The U.S. News and World Report
The U.S. News and World Report is the current giant in the rankings business, which started back in 1983. While it changes and updates its methodology from year to year, major factors include ‘financial resources’, ‘faculty resources’ and ‘student excellence’—which is defined in terms of test scores and high school class rank of students when they start. It includes ‘expert opinion’, which asks senior leadership of universities to rank their peer institutions.
Many critics have noted that these measures say nothing about what happens to students after college, only what qualifications and resources they had when they began. In response, the U.S. News and World Report included ‘Outcomes’ for the first time in 2018, measuring graduation and retention rates along with the number of Pell-eligible students who graduate in a timely manner.
None of this examines what a college does. Retaining and graduating students at a high rate, while a laudable goal, says absolutely nothing about what a student has learned upon graduation, or how much they have grown.
The Washington Monthly
The Washington Monthly ranking started in 2005 in response to the need to balance The U.S. News and World Report. Their ranking weights social mobility, research, and public service equally.
Social mobility is measured much like the U.S. News and World Report’s 2018 edition–the number of Pell-eligible students who graduate within an appropriate time.
Research caliber is measured in terms of the amount of money spent on research by the University, and the percentage of bestowed PhDs.
Community service is measured by the number of graduates who join the Peace Corps, the number involved in ROTC, the amount of work-study money spent on supporting community service, whether the institution matches Americorps service grants and the extent to which students are engaged with the country’s voting process.
The Forbes ranking, started in 2007, attempts to rank colleges based on how graduates have performed after college, rather than the pre-college qualifications of the first year students. 20% is based on graduates’ salaries, 20% based on the debt they carry, and 20% a combination of student retention and student responses to a survey from Niche.
College Deliberately rankings rationale
We approach this from an entirely different angle! The aforementioned attempt to rank colleges from ‘best’ to ‘worst.’ They make judgements about the quality of a collegiate education—and the measures they choose reflect implicitly what aspects of education they value.
The editors and readers of U.S. News and World Report value reputation, resources and exclusivity. The Washington Monthly values social mobility, research and commitment to the public good. Forbes values how prepared economically students might be.
These reflect different visions of what college is about. Colleges that do not see themselves as participating in class-based stratification have no interest in the U.S. News and World Report. Colleges that are not concerned with public service or research have no interest in the Washington Monthly. And colleges that are interested only in knowledge for its own sake (i.e. not for the gaining of career advancement) have no interest in the Forbes ranking.
At College Deliberately, we make no attempt to ‘rank’ colleges on any of these measures.
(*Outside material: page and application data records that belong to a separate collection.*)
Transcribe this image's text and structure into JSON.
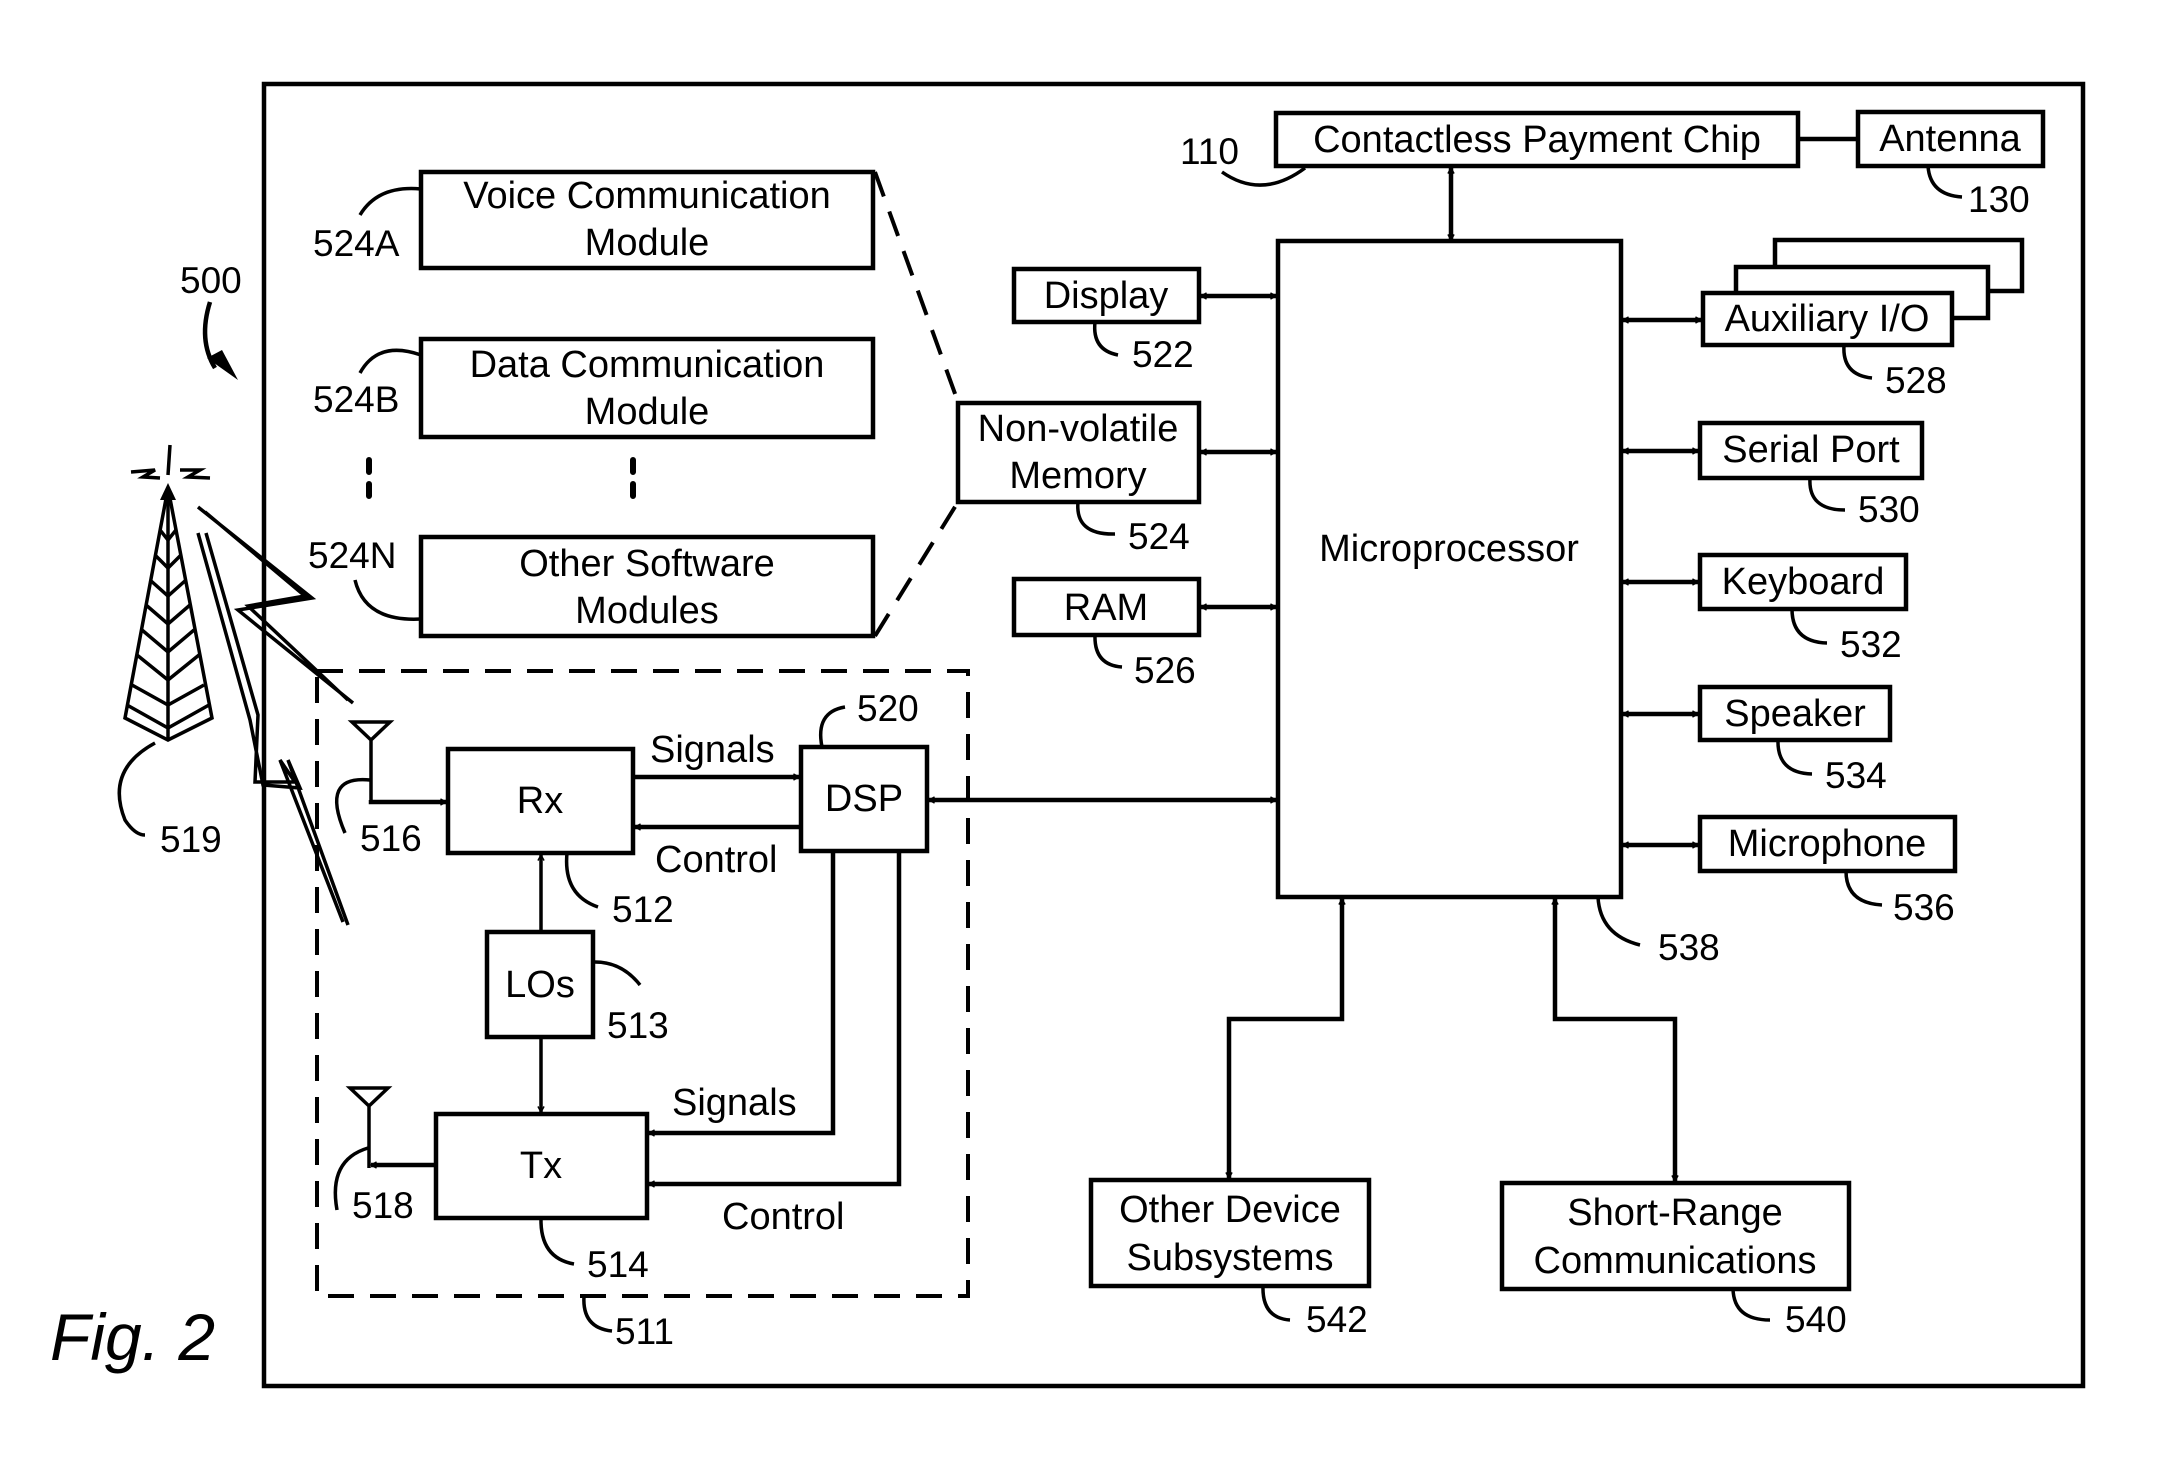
{
  "figure": {
    "caption": "Fig. 2",
    "device_ref": "500"
  },
  "modules": [
    {
      "ref": "524A",
      "line1": "Voice Communication",
      "line2": "Module"
    },
    {
      "ref": "524B",
      "line1": "Data Communication",
      "line2": "Module"
    },
    {
      "ref": "524N",
      "line1": "Other Software",
      "line2": "Modules"
    }
  ],
  "memory": {
    "display": {
      "label": "Display",
      "ref": "522"
    },
    "nonvolatile": {
      "line1": "Non-volatile",
      "line2": "Memory",
      "ref": "524"
    },
    "ram": {
      "label": "RAM",
      "ref": "526"
    }
  },
  "payment": {
    "chip": {
      "label": "Contactless Payment Chip",
      "ref": "110"
    },
    "antenna": {
      "label": "Antenna",
      "ref": "130"
    }
  },
  "microprocessor": {
    "label": "Microprocessor",
    "ref": "538"
  },
  "peripherals": [
    {
      "label": "Auxiliary I/O",
      "ref": "528"
    },
    {
      "label": "Serial Port",
      "ref": "530"
    },
    {
      "label": "Keyboard",
      "ref": "532"
    },
    {
      "label": "Speaker",
      "ref": "534"
    },
    {
      "label": "Microphone",
      "ref": "536"
    }
  ],
  "subsystems": {
    "other": {
      "line1": "Other Device",
      "line2": "Subsystems",
      "ref": "542"
    },
    "short_range": {
      "line1": "Short-Range",
      "line2": "Communications",
      "ref": "540"
    }
  },
  "radio": {
    "subsystem_ref": "511",
    "rx": {
      "label": "Rx",
      "ref": "512"
    },
    "los": {
      "label": "LOs",
      "ref": "513"
    },
    "tx": {
      "label": "Tx",
      "ref": "514"
    },
    "dsp": {
      "label": "DSP",
      "ref": "520"
    },
    "rx_antenna_ref": "516",
    "tx_antenna_ref": "518",
    "tower_ref": "519",
    "rx_signals": "Signals",
    "rx_control": "Control",
    "tx_signals": "Signals",
    "tx_control": "Control"
  }
}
Rather, we attempt to highlight how colleges see themselves, and what metrics they think are important, so you can assess how that matches with what will support your goals.